Muslims celebrate Eid amid COVID-19 restrictions and curfew
The government has imposed new restrictions to stem the tide of infection. Almost 900 people have reportedly died so far. Travel is limited during the curfew; non-essential activities are restricted, but for Muslims, this time brings a “spiritually high” experience to pray and heal the wounds caused by the coronavirus.
Colombo (AsiaNews) – Sri Lankan Muslims are celebrating Eid-al-Fitr, the feast that marks the end of Ramadan, the holy month of fasting and prayer. This comes as the authorities impose new restrictions and limits to contain the latest coronavirus wave that is sweeping the country,
For Sri Lanka’s Muslim community, just under 10 per cent of the country’s population, this is usually an time to meet and celebrate together.
This year, while upholding health guidelines and accepting “positively all the rules and regulations,” Muslims still want to celebrate the occasion because it is considered a “blessing by all citizens”.
However, last night Sri Lankan authorities cancelled all important religious festivals and introduced restrictions on nationwide travel to contain the spread of the coronavirus. So far the official death toll has reached 892.
As of yesterday until 17 May, a curfew is in place from 11 pm to 5 am across the island. According to General Shavendra Silva, head of the National Operation Centre for Prevention of Covid-19 Outbreak, people will not be able to leave their homes nor engage in any non-essential activities, like restaurants. Doctors and medical staff as well as people involved in food supplies are exempt.

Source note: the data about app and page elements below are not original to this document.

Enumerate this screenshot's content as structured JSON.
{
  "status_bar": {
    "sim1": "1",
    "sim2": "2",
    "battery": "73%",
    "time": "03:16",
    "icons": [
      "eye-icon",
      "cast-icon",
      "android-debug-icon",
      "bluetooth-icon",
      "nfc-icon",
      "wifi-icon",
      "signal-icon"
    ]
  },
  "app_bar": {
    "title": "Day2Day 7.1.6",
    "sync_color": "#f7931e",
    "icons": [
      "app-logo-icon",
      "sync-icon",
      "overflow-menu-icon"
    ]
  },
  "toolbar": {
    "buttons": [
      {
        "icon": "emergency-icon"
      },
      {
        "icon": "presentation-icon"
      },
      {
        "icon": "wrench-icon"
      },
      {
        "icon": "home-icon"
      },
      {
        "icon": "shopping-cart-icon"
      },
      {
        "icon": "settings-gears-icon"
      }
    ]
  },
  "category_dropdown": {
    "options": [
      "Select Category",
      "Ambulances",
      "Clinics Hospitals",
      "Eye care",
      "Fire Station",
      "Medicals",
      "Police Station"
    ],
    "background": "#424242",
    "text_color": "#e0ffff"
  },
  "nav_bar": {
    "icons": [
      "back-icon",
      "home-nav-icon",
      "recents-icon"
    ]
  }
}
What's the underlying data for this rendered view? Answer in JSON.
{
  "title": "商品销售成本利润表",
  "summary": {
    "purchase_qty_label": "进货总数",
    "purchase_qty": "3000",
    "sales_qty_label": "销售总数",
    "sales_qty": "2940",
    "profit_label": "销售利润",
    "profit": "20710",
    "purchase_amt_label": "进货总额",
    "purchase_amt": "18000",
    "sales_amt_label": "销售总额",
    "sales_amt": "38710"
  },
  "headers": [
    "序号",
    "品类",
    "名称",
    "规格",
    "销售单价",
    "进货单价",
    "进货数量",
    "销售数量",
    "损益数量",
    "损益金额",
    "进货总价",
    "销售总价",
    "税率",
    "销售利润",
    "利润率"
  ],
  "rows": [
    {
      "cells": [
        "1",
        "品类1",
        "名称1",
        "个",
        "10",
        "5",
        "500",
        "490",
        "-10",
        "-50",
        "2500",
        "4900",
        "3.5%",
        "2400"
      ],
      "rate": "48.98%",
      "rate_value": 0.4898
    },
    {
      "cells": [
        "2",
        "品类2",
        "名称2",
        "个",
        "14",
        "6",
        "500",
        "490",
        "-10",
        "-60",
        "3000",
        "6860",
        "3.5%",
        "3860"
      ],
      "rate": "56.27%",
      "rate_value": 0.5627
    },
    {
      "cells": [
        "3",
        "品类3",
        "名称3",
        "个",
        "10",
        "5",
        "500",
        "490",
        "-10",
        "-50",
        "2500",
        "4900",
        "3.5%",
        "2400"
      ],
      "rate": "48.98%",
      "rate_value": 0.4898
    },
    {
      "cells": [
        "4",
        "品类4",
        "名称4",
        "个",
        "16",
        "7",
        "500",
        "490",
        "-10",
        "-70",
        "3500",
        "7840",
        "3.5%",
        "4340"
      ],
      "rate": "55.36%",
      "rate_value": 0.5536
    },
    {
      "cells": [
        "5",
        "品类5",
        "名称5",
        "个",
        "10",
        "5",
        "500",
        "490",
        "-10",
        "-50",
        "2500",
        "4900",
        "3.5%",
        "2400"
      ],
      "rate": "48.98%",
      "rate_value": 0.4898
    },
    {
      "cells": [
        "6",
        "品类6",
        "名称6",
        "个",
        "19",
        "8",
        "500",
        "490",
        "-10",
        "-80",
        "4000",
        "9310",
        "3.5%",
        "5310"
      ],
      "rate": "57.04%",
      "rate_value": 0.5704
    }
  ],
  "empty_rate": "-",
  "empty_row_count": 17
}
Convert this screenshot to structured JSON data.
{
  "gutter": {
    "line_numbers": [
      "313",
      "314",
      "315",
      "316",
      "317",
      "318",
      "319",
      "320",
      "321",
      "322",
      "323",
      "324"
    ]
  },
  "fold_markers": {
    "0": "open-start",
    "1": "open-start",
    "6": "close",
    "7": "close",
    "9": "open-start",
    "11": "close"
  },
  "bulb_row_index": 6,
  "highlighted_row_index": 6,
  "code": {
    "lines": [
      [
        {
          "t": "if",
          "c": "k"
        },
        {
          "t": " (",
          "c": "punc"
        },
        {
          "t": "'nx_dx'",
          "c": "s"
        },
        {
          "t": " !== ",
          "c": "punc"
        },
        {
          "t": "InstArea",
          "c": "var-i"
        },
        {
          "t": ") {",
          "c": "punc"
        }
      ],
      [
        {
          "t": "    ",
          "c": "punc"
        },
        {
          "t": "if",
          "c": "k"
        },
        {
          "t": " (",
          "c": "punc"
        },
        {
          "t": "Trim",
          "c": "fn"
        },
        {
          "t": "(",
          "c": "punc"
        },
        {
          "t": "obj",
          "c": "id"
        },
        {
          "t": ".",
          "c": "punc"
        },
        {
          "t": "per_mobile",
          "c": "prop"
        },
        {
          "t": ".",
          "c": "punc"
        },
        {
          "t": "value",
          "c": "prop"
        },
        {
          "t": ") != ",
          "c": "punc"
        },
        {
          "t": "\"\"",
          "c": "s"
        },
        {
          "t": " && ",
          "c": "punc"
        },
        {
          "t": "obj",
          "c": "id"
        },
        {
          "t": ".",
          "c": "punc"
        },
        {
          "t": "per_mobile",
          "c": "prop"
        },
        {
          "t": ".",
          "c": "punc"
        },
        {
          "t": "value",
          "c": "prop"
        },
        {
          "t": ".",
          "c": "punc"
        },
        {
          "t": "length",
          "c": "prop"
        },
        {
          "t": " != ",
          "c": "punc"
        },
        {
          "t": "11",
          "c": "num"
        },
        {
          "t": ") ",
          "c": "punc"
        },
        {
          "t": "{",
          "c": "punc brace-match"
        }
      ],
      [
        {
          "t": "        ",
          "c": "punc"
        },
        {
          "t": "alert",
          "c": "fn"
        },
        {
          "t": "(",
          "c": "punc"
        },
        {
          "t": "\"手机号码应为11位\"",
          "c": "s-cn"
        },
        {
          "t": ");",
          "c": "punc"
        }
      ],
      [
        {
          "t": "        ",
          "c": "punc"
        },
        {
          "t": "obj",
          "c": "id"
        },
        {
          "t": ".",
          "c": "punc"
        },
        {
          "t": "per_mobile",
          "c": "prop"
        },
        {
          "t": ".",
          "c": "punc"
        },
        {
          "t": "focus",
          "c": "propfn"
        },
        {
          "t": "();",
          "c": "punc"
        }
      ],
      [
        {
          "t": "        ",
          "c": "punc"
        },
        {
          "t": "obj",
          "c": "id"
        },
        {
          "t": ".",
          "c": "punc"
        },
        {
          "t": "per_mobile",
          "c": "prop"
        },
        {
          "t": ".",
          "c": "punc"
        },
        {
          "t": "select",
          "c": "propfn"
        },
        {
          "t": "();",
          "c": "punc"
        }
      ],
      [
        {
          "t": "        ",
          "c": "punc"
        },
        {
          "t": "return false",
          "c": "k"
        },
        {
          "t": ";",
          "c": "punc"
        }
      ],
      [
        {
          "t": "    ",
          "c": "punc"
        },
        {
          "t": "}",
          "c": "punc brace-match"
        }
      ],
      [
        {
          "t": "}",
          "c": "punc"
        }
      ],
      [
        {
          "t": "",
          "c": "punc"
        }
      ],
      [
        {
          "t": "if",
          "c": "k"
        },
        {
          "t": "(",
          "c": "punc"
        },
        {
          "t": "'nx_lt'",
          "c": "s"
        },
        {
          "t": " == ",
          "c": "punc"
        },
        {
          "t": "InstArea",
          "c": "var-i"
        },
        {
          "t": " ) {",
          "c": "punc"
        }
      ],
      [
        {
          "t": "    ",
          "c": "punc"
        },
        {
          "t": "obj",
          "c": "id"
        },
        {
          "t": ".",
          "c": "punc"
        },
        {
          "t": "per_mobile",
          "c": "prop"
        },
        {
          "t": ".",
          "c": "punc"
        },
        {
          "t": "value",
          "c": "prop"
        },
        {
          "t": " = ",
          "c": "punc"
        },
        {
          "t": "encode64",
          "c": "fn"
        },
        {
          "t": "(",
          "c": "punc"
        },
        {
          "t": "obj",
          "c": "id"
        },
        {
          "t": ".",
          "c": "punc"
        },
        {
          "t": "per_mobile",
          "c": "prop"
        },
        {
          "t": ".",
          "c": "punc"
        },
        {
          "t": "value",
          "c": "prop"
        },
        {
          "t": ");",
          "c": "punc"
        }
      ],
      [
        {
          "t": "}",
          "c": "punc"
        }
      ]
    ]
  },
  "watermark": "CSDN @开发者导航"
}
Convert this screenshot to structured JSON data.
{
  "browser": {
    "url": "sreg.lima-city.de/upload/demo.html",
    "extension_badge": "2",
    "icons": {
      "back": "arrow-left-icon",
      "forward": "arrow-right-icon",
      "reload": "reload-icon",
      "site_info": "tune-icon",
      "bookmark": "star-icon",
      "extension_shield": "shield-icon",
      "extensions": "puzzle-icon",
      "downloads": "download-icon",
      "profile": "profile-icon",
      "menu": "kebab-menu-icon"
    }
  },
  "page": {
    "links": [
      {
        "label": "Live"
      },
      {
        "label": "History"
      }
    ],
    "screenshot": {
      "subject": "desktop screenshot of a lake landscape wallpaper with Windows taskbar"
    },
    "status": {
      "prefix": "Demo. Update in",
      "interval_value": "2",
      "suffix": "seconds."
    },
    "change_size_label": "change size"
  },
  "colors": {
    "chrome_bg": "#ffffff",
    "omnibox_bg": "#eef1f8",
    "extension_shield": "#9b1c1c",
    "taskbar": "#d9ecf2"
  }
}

A Muslim businessman, Abdul Salmankhan, owner of a telecommunications equipment shop in Colombo, accuses the country’s leaders of being “reckless from the start”. In his view, everyone ‘has become a victim. Muslims in particular today. We have to celebrate our Eid Mubarak at home.”
Because of the restrictions, celebrations will be low key, but “spiritually high”, he said. “We pray to heal wounds in Sri Lanka and the world.”
M.S.S. Muneer, an activist and member of the All Ceylon Muslim League in Negombo, plans to pray “for all nations who face this epidemic,” that they may have “speedy recovery”.
For a month, during Ramadan, “we have suppressed all thoughts and desires,” he explained, now, it will not be difficult “to maintain that restraint for a few more days and help create a healthy atmosphere in the country”.
For Sheik Abdullah Abdul Rahaman, a Muslim preacher, “we must take responsibility for each other’s safety” during this difficult time, and “care for the well-being of others” while not getting “discouraged about the rules”.
Believers can pray at home with their families and this “is a blessing,” in his view, not something to be regretted since it enables everyone “to worship God in the unity of the whole family.”
To mark Eid, Sri Lankan President Gotabaya Rajapaksa sent a message of good wishes to the Muslim community, calling on them to work together for the peace and harmony of the nation.
“Without a doubt, the appeal to save humankind from the lethal COVID-19 pandemic is among the wishes of our Muslim citizens,” the president said. "On the occasion of Eid-ul-Fitr, I offer my best wishes with the expectation that all those virtuous wishes may come true.”